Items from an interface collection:
◆ ◆ ◆ ◆

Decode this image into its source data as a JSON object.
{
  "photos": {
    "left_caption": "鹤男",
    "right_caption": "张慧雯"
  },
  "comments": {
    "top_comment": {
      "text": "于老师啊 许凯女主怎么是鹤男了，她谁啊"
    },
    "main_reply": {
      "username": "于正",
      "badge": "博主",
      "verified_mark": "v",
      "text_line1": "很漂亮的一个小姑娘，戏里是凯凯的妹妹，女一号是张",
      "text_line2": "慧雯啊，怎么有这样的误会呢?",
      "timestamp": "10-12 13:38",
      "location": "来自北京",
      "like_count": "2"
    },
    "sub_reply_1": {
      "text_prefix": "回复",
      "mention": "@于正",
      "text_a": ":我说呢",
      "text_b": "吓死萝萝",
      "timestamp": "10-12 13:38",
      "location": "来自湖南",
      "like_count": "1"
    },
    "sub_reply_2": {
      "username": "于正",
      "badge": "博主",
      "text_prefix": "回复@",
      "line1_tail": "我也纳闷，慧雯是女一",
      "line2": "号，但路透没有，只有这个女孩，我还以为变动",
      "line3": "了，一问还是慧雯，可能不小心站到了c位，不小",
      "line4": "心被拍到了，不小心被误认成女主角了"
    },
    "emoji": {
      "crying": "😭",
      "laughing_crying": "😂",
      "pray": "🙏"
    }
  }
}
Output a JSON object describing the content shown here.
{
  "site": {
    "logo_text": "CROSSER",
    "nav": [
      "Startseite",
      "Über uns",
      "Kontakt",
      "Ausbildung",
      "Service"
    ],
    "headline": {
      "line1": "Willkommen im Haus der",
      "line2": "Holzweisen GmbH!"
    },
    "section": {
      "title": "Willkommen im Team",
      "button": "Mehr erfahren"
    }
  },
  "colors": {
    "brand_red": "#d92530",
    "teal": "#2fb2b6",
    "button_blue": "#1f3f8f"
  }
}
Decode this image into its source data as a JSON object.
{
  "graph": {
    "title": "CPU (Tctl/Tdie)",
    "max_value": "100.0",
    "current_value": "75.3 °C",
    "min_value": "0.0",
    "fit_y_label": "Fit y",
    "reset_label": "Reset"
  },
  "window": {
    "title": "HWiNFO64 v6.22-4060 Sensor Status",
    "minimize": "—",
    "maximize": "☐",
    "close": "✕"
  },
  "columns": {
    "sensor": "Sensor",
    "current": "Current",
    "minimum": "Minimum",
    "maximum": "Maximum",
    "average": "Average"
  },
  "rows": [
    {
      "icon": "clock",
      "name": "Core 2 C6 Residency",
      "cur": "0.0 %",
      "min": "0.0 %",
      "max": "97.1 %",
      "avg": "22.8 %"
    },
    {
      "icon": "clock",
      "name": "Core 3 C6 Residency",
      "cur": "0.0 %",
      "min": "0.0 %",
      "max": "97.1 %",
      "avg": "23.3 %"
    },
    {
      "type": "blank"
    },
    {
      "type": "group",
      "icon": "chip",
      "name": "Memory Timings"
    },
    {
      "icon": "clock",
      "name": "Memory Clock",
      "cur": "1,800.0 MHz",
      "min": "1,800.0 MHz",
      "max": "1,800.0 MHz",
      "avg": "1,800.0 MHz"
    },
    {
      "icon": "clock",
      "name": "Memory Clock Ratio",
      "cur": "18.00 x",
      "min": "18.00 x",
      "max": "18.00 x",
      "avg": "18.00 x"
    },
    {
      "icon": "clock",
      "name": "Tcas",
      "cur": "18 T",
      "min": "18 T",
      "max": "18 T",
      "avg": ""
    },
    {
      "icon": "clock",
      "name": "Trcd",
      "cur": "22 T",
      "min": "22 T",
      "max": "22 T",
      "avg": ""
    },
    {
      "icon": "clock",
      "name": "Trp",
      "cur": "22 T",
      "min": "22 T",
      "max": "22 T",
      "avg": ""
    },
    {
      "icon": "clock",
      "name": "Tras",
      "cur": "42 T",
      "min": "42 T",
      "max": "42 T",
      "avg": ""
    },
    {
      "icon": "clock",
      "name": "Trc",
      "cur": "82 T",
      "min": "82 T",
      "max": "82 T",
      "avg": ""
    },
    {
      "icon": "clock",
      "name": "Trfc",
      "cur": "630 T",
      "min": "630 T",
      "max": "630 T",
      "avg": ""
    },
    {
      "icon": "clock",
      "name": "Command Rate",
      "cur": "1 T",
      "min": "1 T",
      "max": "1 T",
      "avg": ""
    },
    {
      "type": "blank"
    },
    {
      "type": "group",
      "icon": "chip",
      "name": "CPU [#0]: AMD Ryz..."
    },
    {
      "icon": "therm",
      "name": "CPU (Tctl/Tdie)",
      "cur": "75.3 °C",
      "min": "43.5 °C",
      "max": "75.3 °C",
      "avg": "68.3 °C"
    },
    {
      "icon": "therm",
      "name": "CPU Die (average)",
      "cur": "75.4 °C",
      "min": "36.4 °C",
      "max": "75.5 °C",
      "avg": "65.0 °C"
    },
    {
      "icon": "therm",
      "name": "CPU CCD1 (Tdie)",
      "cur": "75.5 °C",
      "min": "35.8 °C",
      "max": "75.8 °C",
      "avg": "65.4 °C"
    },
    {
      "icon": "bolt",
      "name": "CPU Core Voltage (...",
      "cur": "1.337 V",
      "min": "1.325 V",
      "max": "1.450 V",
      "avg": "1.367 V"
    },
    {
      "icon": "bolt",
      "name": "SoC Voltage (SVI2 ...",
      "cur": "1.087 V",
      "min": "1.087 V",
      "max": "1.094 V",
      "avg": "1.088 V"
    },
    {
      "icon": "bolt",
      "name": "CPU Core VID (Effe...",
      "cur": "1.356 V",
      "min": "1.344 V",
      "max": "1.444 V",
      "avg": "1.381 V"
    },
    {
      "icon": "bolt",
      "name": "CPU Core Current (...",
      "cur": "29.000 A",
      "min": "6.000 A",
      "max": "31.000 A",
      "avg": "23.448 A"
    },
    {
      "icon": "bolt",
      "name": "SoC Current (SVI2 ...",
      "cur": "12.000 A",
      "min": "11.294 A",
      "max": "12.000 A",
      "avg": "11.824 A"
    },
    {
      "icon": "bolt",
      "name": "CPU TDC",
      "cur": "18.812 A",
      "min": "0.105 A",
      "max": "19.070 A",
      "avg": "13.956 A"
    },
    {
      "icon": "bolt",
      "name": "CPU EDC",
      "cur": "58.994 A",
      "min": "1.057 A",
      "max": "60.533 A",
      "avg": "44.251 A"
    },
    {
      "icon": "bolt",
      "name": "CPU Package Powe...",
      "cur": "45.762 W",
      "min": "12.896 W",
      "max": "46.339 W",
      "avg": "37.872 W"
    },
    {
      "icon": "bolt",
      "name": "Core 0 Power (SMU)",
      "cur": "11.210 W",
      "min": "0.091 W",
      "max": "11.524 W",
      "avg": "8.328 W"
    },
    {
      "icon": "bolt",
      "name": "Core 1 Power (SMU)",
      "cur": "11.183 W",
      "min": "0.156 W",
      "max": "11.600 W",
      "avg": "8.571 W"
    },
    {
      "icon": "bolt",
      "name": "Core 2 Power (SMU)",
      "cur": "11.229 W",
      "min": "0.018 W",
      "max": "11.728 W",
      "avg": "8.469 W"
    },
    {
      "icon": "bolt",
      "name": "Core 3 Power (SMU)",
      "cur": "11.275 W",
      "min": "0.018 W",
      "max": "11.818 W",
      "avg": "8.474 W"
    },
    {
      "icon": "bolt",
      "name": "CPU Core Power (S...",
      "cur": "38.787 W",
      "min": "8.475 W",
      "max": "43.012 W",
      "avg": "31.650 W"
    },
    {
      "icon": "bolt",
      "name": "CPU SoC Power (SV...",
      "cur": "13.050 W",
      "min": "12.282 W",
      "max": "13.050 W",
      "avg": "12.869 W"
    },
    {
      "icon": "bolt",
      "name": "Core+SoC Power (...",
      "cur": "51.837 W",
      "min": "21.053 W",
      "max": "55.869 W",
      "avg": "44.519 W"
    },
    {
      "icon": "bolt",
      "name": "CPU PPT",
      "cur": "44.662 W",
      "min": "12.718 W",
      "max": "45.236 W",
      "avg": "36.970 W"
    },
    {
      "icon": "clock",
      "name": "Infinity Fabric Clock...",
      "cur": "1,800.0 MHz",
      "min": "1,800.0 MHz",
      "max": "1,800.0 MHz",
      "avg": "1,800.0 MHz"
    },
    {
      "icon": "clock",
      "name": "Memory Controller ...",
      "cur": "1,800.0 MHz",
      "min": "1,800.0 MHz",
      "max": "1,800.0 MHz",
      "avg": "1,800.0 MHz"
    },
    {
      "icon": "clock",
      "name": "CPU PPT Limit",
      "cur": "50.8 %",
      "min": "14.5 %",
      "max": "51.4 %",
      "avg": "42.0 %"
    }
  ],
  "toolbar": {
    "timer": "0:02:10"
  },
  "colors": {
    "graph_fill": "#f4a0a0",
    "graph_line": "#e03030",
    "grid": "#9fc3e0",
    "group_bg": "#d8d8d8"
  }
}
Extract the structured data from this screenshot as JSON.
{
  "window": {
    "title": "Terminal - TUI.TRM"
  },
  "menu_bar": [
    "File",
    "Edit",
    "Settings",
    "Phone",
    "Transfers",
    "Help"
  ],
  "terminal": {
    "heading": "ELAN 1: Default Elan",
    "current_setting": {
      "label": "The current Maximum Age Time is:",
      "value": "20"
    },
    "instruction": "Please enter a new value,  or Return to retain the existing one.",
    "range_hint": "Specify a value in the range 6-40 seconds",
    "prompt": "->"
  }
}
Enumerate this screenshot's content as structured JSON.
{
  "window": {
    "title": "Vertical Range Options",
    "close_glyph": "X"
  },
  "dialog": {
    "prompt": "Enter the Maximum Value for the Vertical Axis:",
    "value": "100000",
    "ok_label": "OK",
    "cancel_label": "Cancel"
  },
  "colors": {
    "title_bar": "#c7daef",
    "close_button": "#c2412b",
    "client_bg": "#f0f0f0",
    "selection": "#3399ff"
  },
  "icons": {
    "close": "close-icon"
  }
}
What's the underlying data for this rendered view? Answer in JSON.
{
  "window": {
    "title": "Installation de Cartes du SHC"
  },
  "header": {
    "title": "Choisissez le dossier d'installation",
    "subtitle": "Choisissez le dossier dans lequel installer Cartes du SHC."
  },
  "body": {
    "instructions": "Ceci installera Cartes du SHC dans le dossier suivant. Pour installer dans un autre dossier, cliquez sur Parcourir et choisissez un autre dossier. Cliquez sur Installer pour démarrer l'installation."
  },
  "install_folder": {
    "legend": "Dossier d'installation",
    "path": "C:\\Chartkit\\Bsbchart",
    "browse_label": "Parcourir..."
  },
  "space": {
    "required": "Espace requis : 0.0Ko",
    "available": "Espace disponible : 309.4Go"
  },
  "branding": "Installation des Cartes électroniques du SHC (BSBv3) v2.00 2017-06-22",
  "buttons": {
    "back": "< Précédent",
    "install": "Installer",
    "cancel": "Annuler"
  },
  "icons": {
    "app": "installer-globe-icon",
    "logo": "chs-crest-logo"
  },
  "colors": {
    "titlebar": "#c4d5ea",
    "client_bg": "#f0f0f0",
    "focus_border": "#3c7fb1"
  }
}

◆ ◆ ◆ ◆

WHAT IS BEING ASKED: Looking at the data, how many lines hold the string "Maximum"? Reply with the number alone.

THE ANSWER: 3